··· RECORDS FOR THE TASK ···

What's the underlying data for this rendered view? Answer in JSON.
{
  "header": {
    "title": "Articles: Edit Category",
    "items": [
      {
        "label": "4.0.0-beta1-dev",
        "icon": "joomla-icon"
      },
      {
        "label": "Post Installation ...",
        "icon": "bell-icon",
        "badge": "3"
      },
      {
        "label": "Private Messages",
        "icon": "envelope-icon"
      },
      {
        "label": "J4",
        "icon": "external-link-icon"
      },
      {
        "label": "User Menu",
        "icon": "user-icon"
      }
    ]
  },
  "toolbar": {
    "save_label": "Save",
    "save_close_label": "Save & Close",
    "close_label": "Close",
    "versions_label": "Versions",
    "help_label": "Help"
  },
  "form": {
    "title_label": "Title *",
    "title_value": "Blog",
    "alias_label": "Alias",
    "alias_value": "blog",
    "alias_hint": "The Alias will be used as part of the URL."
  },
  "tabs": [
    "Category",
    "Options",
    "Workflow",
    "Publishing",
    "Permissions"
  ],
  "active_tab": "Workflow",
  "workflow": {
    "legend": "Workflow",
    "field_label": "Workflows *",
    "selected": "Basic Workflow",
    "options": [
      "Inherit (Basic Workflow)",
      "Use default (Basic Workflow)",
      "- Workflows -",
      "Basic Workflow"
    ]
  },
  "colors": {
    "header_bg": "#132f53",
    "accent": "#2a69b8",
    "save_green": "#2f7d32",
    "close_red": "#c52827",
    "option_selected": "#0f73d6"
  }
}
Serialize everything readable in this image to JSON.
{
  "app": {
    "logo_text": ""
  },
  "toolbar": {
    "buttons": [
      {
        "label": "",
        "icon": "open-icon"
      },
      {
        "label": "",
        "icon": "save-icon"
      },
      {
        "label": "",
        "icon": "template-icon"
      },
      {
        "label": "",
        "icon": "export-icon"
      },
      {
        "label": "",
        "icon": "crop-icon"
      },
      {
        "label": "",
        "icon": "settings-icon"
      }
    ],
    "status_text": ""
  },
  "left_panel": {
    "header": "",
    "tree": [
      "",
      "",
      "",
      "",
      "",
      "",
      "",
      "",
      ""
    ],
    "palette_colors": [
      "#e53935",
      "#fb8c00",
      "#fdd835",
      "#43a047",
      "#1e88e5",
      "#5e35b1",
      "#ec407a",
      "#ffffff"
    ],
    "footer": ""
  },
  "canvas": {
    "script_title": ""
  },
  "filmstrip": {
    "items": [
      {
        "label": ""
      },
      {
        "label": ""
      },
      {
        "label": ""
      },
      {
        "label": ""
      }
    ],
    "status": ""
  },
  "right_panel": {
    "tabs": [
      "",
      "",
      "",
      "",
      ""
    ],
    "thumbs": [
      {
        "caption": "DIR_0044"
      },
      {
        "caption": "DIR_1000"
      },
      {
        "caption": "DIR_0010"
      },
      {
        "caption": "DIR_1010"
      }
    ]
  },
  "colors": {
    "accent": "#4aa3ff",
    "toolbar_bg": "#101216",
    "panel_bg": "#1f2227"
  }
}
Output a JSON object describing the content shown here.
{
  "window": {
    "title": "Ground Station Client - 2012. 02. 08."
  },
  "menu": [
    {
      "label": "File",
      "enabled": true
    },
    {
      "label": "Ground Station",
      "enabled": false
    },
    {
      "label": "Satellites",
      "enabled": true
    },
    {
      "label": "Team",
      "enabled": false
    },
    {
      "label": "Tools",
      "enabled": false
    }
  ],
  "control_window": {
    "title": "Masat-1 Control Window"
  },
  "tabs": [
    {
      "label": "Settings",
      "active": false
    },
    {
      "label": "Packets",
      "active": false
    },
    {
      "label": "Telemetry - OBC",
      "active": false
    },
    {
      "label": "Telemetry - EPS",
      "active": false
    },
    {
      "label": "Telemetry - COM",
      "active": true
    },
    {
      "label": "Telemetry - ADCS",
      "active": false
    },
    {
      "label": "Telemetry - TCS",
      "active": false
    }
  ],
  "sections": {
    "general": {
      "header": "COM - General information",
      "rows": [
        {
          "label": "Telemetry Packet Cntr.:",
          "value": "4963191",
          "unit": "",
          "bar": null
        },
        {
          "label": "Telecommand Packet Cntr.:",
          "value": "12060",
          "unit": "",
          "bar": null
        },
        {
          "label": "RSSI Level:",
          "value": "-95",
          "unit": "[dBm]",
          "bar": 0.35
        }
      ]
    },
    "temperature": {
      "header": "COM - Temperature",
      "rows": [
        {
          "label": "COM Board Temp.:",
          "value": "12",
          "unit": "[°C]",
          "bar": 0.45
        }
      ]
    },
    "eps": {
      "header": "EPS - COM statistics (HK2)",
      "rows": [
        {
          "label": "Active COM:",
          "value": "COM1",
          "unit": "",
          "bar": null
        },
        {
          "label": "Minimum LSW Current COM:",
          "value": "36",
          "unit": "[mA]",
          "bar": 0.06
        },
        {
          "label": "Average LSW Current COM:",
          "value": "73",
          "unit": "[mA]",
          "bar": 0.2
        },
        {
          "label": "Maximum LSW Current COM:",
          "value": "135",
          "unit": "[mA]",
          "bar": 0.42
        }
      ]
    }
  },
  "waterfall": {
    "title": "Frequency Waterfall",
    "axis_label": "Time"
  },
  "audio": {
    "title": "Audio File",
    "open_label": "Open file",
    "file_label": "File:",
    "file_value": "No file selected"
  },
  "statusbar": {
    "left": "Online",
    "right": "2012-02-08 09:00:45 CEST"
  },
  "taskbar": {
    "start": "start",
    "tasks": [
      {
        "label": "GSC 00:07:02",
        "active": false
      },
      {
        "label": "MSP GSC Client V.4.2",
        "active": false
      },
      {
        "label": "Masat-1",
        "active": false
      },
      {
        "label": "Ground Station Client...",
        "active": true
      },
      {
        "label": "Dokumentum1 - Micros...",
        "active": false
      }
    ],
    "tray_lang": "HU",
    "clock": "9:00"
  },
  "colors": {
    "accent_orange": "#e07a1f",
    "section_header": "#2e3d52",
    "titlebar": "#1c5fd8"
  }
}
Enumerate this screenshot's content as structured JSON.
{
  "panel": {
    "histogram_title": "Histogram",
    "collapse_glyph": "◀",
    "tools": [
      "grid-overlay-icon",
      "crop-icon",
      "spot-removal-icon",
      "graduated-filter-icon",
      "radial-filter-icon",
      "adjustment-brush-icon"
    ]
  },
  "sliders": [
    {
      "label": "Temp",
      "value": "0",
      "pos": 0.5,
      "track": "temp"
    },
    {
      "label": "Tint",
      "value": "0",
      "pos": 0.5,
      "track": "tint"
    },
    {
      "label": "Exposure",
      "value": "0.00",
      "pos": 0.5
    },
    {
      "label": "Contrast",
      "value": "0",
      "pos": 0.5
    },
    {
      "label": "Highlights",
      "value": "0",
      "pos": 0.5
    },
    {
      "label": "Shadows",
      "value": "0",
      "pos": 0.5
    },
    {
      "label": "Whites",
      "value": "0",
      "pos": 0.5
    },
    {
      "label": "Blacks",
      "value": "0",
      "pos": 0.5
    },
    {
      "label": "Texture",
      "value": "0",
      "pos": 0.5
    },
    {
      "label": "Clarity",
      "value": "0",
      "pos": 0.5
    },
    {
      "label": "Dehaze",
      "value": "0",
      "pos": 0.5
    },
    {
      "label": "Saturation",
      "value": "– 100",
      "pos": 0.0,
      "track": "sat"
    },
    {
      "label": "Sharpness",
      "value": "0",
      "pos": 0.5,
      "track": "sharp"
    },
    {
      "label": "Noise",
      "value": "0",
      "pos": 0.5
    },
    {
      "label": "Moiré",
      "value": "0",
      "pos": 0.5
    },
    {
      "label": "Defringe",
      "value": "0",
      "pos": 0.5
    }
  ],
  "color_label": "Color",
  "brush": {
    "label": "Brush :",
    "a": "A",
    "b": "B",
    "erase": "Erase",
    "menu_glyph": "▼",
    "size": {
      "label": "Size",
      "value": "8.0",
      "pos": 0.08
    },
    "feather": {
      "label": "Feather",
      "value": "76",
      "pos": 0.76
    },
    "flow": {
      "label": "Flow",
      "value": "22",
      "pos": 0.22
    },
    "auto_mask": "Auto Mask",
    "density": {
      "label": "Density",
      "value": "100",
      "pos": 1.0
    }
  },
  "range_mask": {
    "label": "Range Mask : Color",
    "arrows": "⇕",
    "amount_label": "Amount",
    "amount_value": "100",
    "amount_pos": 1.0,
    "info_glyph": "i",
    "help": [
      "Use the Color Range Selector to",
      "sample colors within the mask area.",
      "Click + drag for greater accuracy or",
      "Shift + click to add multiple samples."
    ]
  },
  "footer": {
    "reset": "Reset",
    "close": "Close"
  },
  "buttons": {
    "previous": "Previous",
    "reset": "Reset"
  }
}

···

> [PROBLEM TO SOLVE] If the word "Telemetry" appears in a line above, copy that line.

> [WRITTEN ANSWER]
      "label": "Telemetry - OBC",
      "label": "Telemetry - EPS",
      "label": "Telemetry - COM",
      "label": "Telemetry - ADCS",
      "label": "Telemetry - TCS",
          "label": "Telemetry Packet Cntr.:",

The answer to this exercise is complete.